Copy out the records that follow, leaving every character as it is.

Entries from a dataset of interfaces
◇ ◇ ◇ ◇ ◇ ◇ ◇
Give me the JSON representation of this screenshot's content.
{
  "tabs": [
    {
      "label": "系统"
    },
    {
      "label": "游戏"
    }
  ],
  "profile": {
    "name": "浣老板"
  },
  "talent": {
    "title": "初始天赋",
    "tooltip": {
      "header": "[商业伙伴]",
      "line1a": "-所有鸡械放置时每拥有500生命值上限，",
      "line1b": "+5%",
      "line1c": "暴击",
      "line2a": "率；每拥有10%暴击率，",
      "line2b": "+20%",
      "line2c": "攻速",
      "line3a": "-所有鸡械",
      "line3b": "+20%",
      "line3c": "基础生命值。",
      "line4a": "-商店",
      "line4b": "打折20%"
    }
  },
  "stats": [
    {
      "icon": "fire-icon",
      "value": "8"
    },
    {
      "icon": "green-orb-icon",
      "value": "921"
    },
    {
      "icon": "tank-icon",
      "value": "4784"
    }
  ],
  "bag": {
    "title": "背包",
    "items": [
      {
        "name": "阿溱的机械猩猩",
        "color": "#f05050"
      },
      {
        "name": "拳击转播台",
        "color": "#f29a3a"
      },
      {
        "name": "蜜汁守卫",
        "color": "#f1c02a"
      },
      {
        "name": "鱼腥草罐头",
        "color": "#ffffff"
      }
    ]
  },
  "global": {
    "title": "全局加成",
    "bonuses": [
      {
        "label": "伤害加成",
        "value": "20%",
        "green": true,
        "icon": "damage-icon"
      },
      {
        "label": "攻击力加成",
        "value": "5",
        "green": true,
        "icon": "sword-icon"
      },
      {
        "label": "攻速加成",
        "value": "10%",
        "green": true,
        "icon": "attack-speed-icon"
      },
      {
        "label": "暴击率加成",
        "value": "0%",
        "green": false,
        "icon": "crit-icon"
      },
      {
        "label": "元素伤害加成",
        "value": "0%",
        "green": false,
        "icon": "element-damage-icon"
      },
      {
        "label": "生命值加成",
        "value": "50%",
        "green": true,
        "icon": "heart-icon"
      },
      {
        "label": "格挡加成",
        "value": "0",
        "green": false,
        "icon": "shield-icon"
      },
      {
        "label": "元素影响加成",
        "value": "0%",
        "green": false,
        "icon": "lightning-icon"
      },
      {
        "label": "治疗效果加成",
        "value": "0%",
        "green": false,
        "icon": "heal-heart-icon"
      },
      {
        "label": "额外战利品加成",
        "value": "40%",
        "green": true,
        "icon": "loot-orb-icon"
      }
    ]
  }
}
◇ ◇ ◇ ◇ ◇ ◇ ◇
• _Result of this exercise_
Give me the JSON representation of this screenshot's content.
{
  "tabs": [
    {
      "label": "系统"
    },
    {
      "label": "游戏"
    }
  ],
  "profile": {
    "name": "浣老板"
  },
  "talent": {
    "title": "初始天赋",
    "tooltip": {
      "header": "[商业伙伴]",
      "line1a": "-所有鸡械放置时每拥有500生命值上限，",
      "line1b": "+5%",
      "line1c": "暴击",
      "line2a": "率；每拥有10%暴击率，",
      "line2b": "+20%",
      "line2c": "攻速",
      "line3a": "-所有鸡械",
      "line3b": "+20%",
      "line3c": "基础生命值。",
      "line4a": "-商店",
      "line4b": "打折20%"
    }
  },
  "stats": [
    {
      "icon": "fire-icon",
      "value": "8"
    },
    {
      "icon": "green-orb-icon",
      "value": "921"
    },
    {
      "icon": "tank-icon",
      "value": "4784"
    }
  ],
  "bag": {
    "title": "背包",
    "items": [
      {
        "name": "阿溱的机械猩猩",
        "color": "#f05050"
      },
      {
        "name": "拳击转播台",
        "color": "#f29a3a"
      },
      {
        "name": "蜜汁守卫",
        "color": "#f1c02a"
      },
      {
        "name": "鱼腥草罐头",
        "color": "#ffffff"
      }
    ]
  },
  "global": {
    "title": "全局加成",
    "bonuses": [
      {
        "label": "伤害加成",
        "value": "20%",
        "green": true,
        "icon": "damage-icon"
      },
      {
        "label": "攻击力加成",
        "value": "5",
        "green": true,
        "icon": "sword-icon"
      },
      {
        "label": "攻速加成",
        "value": "10%",
        "green": true,
        "icon": "attack-speed-icon"
      },
      {
        "label": "暴击率加成",
        "value": "0%",
        "green": false,
        "icon": "crit-icon"
      },
      {
        "label": "元素伤害加成",
        "value": "0%",
        "green": false,
        "icon": "element-damage-icon"
      },
      {
        "label": "生命值加成",
        "value": "50%",
        "green": true,
        "icon": "heart-icon"
      },
      {
        "label": "格挡加成",
        "value": "0",
        "green": false,
        "icon": "shield-icon"
      },
      {
        "label": "元素影响加成",
        "value": "0%",
        "green": false,
        "icon": "lightning-icon"
      },
      {
        "label": "治疗效果加成",
        "value": "0%",
        "green": false,
        "icon": "heal-heart-icon"
      },
      {
        "label": "额外战利品加成",
        "value": "40%",
        "green": true,
        "icon": "loot-orb-icon"
      }
    ]
  }
}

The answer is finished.